### EXERCISE REQUIREMENTS
Show each line of the records in which the word "provide" occurs.

^^^^^^^^^^^^^^^^

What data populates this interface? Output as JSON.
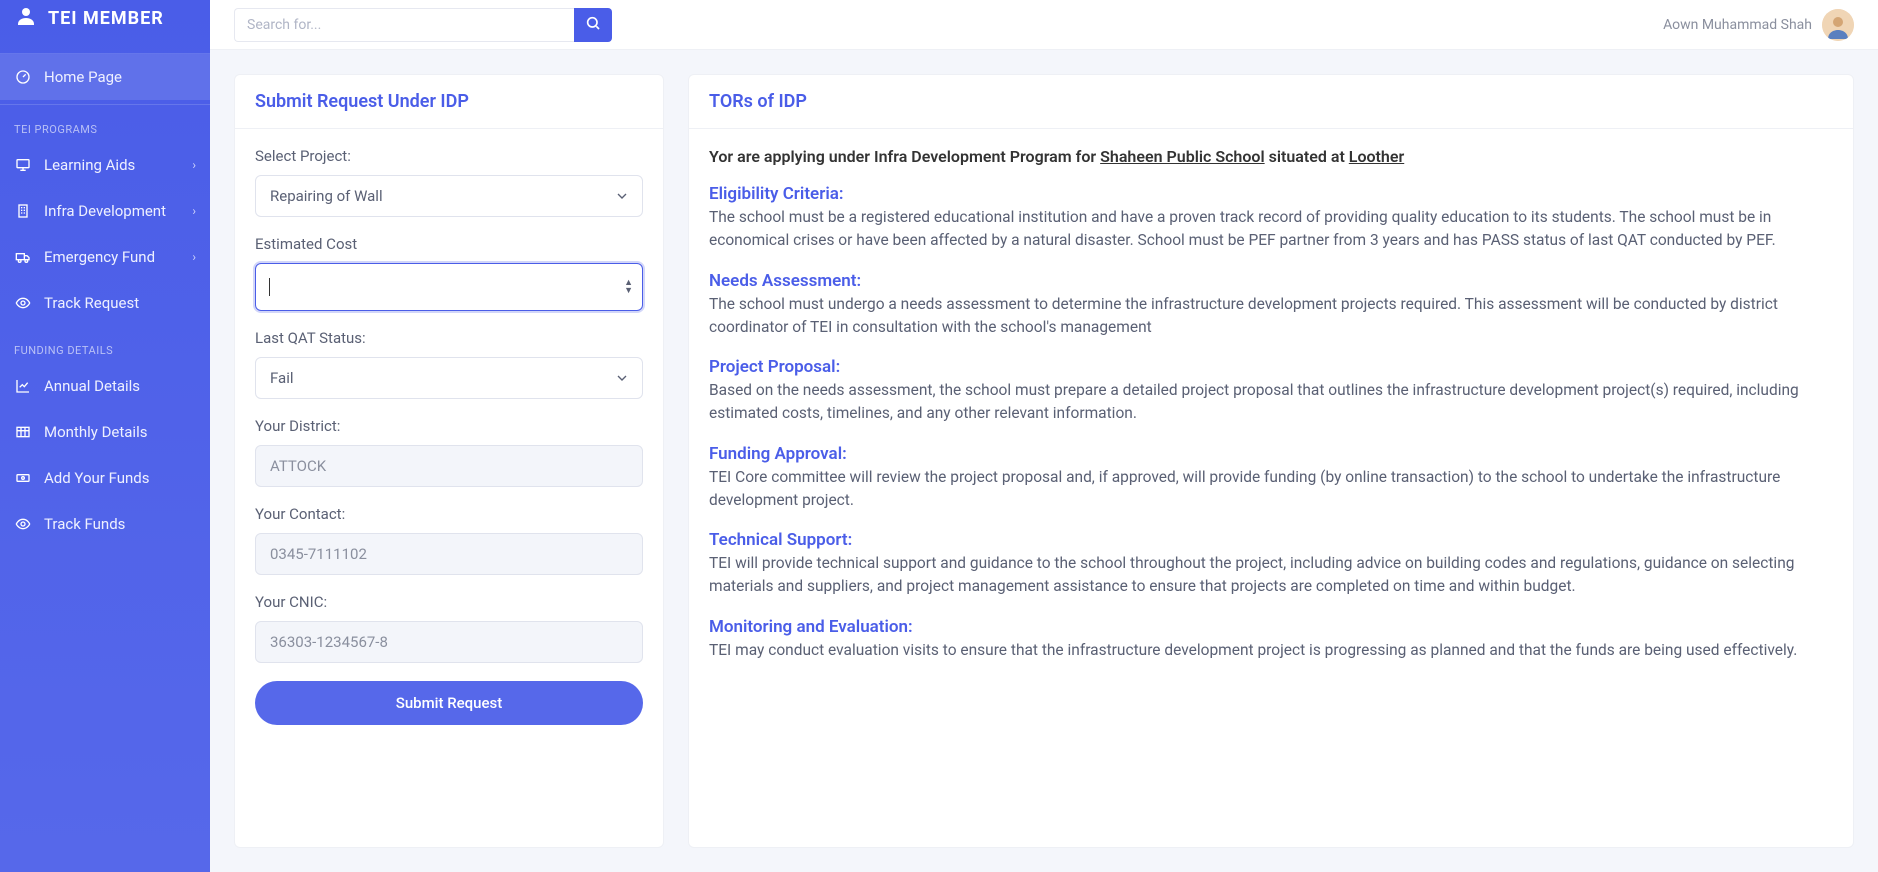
{
  "brand": "TEI MEMBER",
  "search": {
    "placeholder": "Search for..."
  },
  "user": {
    "name": "Aown Muhammad Shah"
  },
  "sidebar": {
    "home": "Home Page",
    "section_programs": "TEI PROGRAMS",
    "learning_aids": "Learning Aids",
    "infra_dev": "Infra Development",
    "emergency_fund": "Emergency Fund",
    "track_request": "Track Request",
    "section_funding": "FUNDING DETAILS",
    "annual": "Annual Details",
    "monthly": "Monthly Details",
    "add_funds": "Add Your Funds",
    "track_funds": "Track Funds"
  },
  "form": {
    "title": "Submit Request Under IDP",
    "labels": {
      "project": "Select Project:",
      "cost": "Estimated Cost",
      "qat": "Last QAT Status:",
      "district": "Your District:",
      "contact": "Your Contact:",
      "cnic": "Your CNIC:"
    },
    "project_value": "Repairing of Wall",
    "cost_value": "",
    "qat_value": "Fail",
    "district_value": "ATTOCK",
    "contact_value": "0345-7111102",
    "cnic_value": "36303-1234567-8",
    "submit": "Submit Request"
  },
  "tors": {
    "title": "TORs of IDP",
    "intro_pre": "Yor are applying under Infra Development Program for ",
    "school": "Shaheen Public School",
    "intro_mid": " situated at ",
    "location": "Loother",
    "sections": [
      {
        "title": "Eligibility Criteria:",
        "body": "The school must be a registered educational institution and have a proven track record of providing quality education to its students. The school must be in economical crises or have been affected by a natural disaster. School must be PEF partner from 3 years and has PASS status of last QAT conducted by PEF."
      },
      {
        "title": "Needs Assessment:",
        "body": "The school must undergo a needs assessment to determine the infrastructure development projects required. This assessment will be conducted by district coordinator of TEI in consultation with the school's management"
      },
      {
        "title": "Project Proposal:",
        "body": "Based on the needs assessment, the school must prepare a detailed project proposal that outlines the infrastructure development project(s) required, including estimated costs, timelines, and any other relevant information."
      },
      {
        "title": "Funding Approval:",
        "body": "TEI Core committee will review the project proposal and, if approved, will provide funding (by online transaction) to the school to undertake the infrastructure development project."
      },
      {
        "title": "Technical Support:",
        "body": "TEI will provide technical support and guidance to the school throughout the project, including advice on building codes and regulations, guidance on selecting materials and suppliers, and project management assistance to ensure that projects are completed on time and within budget."
      },
      {
        "title": "Monitoring and Evaluation:",
        "body": "TEI may conduct evaluation visits to ensure that the infrastructure development project is progressing as planned and that the funds are being used effectively."
      }
    ]
  }
}
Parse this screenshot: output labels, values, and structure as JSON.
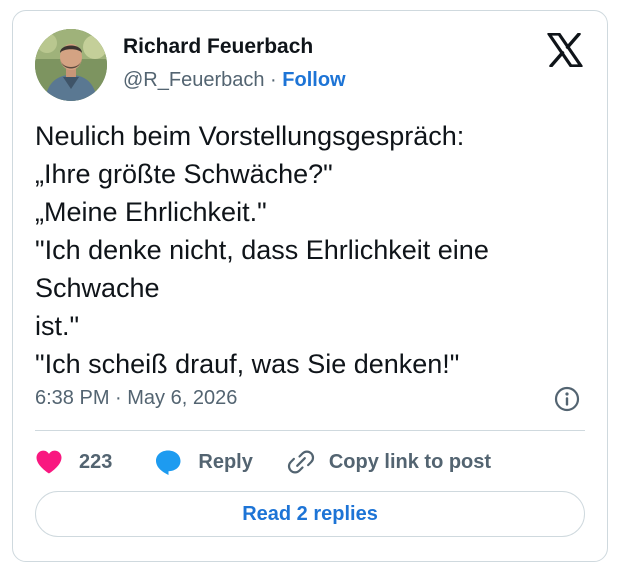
{
  "author": {
    "name": "Richard Feuerbach",
    "handle": "@R_Feuerbach",
    "separator": "·",
    "follow_label": "Follow"
  },
  "logo": {
    "icon": "x-logo-icon"
  },
  "tweet": {
    "lines": [
      "Neulich beim Vorstellungsgespräch:",
      "„Ihre größte Schwäche?\"",
      "„Meine Ehrlichkeit.\"",
      "\"Ich denke nicht, dass Ehrlichkeit eine",
      "Schwache",
      "ist.\"",
      "\"Ich scheiß drauf, was Sie denken!\""
    ],
    "timestamp": "6:38 PM · May 6, 2026"
  },
  "actions": {
    "like_count": "223",
    "reply_label": "Reply",
    "copy_link_label": "Copy link to post"
  },
  "read_replies_label": "Read 2 replies",
  "colors": {
    "accent_blue": "#1d74d6",
    "heart": "#f91880",
    "reply_bubble": "#1d9bf0",
    "text": "#0f1419",
    "secondary_text": "#536471",
    "border": "#cfd9de"
  }
}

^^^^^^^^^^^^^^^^

### EXERCISE OUTPUT
        "body": "TEI Core committee will review the project proposal and, if approved, will provide funding (by online transaction) to the school to undertake the infrastructure development project."
        "body": "TEI will provide technical support and guidance to the school throughout the project, including advice on building codes and regulations, guidance on selecting materials and suppliers, and project management assistance to ensure that projects are completed on time and within budget."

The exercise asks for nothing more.